His expertise in leadership and cultural dynamics comes from a broad range of experiences in the world of business and athletics, spanning over 25 years. He has held numerous executive positions in companies ranging from entrepreneurial start-up to public entity, while also serving as an assistant college basketball coach for over a decade.

Notable Leaders Impacted by Gongwer’s Message:

“An incredibly powerful message!…will inspire you to think more deeply about leadership and your true purpose in life!”
-John Smoltz, MLB Hall of Fame Pitcher

“A powerful message that challenges you to assess where you are as a leader in all facets of life! I’ve read it multiple times.”
-Brian O’Connor, Head Coach, 2015 NCAA Champion Virginia

“This book will reach deep into your heart and help you find the leader you really want to be; at home, at work, on the field, EVERYWHERE! – A must read.”
-Gary Gilmore, Head Coach, 2016 NCAA Champion Coastal Carolina

“Regardless of where you are in your leadership journey, this book will connect with you in some way!”
-Tracy Smith, Head Coach, Arizona State

“An inspiration…A must read for all coaches!”
-Monte Lee, Head Coach, Clemson University

“Outstanding!

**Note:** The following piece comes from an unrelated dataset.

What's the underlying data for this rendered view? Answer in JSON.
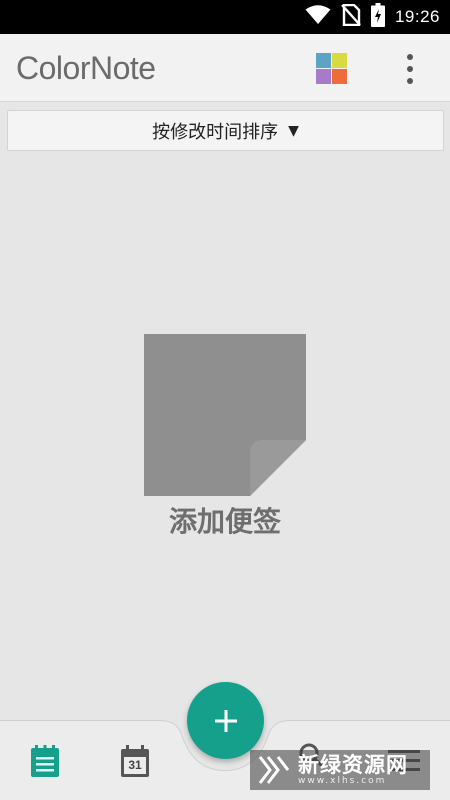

An excellent reminder of why we do what we do.”
-Jake Boss, Head Coach, Michigan State University

“A powerful message…clear, concise, entertaining and understandable.”
-Urban Meyer, three-time National Champion Football Coach